But the teacher experienced in coaching “First Amendment Thinking” goes further. She helps students see that well-intentioned bans on speech can easily work against those the ban is aimed at protecting. Nadine Strossen, a master of First Amendment Thinking, argues that rules against hate speech make it much harder for people who do encounter hateful speech to call out those trafficking in it. Quoting such speech-even if it is meant to draw emotional support and public attention to the issue-can itself violate the ban. In effect, Strossen argues, well-intended bans on hate speech can inhibit the power of counter-speech to do its work.
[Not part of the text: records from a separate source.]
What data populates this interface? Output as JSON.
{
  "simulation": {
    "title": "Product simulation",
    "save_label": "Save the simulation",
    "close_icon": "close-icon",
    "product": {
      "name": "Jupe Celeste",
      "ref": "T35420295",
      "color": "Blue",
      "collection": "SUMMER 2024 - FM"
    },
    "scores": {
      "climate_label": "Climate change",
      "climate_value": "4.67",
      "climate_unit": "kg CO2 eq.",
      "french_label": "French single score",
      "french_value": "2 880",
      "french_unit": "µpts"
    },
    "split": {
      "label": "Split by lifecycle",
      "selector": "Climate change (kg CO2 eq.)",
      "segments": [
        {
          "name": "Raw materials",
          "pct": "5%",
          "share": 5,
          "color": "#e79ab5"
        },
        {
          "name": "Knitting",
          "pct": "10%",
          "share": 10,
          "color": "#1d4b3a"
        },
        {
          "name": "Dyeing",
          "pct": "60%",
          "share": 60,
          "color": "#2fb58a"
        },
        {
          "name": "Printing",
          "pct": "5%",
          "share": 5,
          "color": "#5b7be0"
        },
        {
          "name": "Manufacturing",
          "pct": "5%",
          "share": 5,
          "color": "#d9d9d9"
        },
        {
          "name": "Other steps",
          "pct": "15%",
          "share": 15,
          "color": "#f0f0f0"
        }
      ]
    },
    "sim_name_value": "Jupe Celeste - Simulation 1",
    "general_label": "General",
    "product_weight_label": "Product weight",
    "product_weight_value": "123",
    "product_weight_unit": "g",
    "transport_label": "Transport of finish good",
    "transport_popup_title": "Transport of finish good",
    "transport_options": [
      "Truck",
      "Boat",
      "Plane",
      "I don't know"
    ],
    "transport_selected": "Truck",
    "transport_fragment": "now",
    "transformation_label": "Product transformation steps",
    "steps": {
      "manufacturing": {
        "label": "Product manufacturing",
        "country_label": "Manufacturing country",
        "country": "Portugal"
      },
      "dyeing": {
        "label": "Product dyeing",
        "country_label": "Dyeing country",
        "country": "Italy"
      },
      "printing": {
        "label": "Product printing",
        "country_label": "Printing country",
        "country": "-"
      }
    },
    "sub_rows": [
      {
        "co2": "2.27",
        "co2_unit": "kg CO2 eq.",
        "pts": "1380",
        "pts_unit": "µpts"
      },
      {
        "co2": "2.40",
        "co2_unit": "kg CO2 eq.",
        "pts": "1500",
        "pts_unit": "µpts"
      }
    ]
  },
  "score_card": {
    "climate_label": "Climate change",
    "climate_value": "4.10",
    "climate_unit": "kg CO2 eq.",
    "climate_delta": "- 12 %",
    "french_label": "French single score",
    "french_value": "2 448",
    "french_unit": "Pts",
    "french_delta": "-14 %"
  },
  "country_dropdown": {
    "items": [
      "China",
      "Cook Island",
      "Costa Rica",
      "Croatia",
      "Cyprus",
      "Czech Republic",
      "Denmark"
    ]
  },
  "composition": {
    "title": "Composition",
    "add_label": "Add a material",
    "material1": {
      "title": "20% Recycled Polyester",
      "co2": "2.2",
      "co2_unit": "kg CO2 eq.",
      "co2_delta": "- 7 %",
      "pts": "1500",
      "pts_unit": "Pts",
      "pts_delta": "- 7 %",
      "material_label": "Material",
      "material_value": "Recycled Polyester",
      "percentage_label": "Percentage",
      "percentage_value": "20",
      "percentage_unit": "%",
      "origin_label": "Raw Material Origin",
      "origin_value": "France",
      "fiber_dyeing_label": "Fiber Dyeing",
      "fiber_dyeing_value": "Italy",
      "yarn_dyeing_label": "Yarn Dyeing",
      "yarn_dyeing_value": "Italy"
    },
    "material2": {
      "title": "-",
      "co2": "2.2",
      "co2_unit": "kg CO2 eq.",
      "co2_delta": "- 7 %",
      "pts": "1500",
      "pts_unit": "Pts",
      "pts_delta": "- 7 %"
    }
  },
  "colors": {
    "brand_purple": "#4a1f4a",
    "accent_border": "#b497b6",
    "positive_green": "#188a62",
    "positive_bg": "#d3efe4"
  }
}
Further, as Henry Louis Gates Jr. famously observes in his 1993 essay “ Let Them Talk,” such rules merely serve to make hateful speech less crass so that it passes through the censor’s net. Speech codes can punish the use of racial epithets, for example, but they cannot eliminate what Gates calls “coded speech”-the sort of speech that conveys the same idea as the epithet, but cloaks it in learned prose. Having passed the censor’s test, the more erudite versions of hateful speech acquire legitimacy, potentially doing greater harm than speech that is obviously vulgar.
“First Amendment Thinking” also draws upon the lessons of history that demonstrate that, in the hands of tyrants, the censor’s pen is a powerful weapon. In 1933, after a Dutch militant set fire to the German Parliament building (the Reichstag), the Nazi leadership issued the Reichstag Fire Decree under the guise of restoring order. The decree suspended vast sections of the German Constitution and restricted the “right of free expression of opinion, including freedom of the press [and] the right of assembly and […] association.” This decree, which made it illegal to criticize the regime, served as the ideal weapon for Adolf Hitler and his cabinet to manufacture a campaign against Jewish dissidents. As the U.S. Holocaust Memorial Museum observes, “With the decree in place, the regime was free to arrest and incarcerate political opponents without special charge, dissolve political organizations, and suppress publications.”
When students favor censorship, they are not thinking of lessons like these, in large part because the systematic and predictable consequences of well-intended censorship are not obvious. A key lesson from the Knight Foundation’s report is that appreciation for First Amendment rights requires skillful and patient teaching.
Dr. Chamlee-Wright is the president and CEO of the Institute for Humane Studies, supporting university scholars working within the classical liberal tradition.